[[ Records for the task, beginning ]]

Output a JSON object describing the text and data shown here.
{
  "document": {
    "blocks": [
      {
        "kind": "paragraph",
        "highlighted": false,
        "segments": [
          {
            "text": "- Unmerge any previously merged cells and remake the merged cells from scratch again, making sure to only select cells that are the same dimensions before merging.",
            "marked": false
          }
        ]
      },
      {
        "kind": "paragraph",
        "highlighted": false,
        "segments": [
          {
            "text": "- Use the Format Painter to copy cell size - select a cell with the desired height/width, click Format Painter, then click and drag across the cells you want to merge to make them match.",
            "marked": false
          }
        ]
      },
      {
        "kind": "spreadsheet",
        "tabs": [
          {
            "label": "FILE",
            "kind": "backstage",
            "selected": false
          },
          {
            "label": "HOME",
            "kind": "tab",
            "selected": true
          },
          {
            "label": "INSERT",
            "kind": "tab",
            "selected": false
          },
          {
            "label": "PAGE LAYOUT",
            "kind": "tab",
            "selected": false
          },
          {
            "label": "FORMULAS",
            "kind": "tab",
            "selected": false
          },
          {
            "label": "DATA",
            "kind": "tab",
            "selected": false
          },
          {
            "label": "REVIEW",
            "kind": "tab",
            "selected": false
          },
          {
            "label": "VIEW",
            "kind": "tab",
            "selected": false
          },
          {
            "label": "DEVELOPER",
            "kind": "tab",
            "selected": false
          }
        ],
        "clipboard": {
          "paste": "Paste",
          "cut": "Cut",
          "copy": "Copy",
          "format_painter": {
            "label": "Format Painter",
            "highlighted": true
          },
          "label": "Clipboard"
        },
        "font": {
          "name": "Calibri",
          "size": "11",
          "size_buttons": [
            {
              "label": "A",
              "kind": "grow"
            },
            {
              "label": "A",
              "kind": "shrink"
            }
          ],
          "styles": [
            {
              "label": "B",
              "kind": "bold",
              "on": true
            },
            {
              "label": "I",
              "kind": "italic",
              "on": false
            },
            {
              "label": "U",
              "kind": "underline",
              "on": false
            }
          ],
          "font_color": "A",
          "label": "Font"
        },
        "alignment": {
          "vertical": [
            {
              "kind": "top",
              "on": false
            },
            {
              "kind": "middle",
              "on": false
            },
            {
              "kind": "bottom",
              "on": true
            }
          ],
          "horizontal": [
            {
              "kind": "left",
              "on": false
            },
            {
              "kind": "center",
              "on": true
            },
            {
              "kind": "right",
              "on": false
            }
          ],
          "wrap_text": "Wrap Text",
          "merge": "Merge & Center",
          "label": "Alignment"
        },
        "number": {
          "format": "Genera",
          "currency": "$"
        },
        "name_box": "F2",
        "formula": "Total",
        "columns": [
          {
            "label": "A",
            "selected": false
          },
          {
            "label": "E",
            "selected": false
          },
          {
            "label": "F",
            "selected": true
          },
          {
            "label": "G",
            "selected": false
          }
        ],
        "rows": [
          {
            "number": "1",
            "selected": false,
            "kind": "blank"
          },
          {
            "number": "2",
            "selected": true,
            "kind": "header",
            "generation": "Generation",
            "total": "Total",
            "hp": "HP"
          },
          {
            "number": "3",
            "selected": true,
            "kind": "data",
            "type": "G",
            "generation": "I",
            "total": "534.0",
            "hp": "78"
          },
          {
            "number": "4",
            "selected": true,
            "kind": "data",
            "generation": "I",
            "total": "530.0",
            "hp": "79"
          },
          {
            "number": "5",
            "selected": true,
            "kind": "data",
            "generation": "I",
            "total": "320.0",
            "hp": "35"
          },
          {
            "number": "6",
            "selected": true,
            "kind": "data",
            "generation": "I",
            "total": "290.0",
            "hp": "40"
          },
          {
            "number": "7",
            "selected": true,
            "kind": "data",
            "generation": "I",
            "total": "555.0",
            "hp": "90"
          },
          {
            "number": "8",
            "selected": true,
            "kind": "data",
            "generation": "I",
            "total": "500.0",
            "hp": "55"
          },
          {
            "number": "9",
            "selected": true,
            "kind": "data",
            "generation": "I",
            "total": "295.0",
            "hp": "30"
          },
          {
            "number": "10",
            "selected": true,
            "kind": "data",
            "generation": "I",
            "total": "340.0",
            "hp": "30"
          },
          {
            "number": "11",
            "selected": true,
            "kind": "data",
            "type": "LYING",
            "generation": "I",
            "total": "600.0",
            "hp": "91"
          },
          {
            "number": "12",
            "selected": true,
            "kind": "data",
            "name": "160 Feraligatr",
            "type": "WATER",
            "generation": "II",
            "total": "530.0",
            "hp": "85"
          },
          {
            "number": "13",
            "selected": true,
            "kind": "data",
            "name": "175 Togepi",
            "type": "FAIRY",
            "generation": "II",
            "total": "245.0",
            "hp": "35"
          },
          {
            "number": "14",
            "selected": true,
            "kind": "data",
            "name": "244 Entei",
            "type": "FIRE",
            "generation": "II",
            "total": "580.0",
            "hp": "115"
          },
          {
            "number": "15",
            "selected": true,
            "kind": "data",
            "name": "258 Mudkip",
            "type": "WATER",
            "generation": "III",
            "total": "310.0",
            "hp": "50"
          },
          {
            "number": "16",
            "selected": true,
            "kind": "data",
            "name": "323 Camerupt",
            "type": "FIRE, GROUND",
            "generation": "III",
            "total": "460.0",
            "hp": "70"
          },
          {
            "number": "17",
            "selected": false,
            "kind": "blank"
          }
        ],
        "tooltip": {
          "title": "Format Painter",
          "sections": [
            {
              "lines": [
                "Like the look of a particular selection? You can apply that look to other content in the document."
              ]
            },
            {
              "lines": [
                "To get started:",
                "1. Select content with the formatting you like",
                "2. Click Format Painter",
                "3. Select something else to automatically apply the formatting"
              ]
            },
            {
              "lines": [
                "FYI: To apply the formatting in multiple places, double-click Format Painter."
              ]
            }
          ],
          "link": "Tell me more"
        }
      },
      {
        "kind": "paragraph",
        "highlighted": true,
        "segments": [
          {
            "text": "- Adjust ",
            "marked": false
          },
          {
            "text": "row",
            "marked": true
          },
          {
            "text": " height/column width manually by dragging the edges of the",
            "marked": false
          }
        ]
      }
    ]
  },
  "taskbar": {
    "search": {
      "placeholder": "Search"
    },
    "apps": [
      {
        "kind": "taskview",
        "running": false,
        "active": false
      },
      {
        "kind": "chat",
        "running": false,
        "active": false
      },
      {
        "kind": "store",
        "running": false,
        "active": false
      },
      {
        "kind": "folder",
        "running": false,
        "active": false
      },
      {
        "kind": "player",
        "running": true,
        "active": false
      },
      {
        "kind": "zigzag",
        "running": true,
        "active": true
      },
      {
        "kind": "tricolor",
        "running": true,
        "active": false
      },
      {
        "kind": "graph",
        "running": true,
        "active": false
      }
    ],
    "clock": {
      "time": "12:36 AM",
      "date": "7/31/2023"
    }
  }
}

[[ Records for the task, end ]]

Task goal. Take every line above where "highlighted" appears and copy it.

Problem solution.
        "highlighted": false,
        "highlighted": false,
            "highlighted": true
        "highlighted": true,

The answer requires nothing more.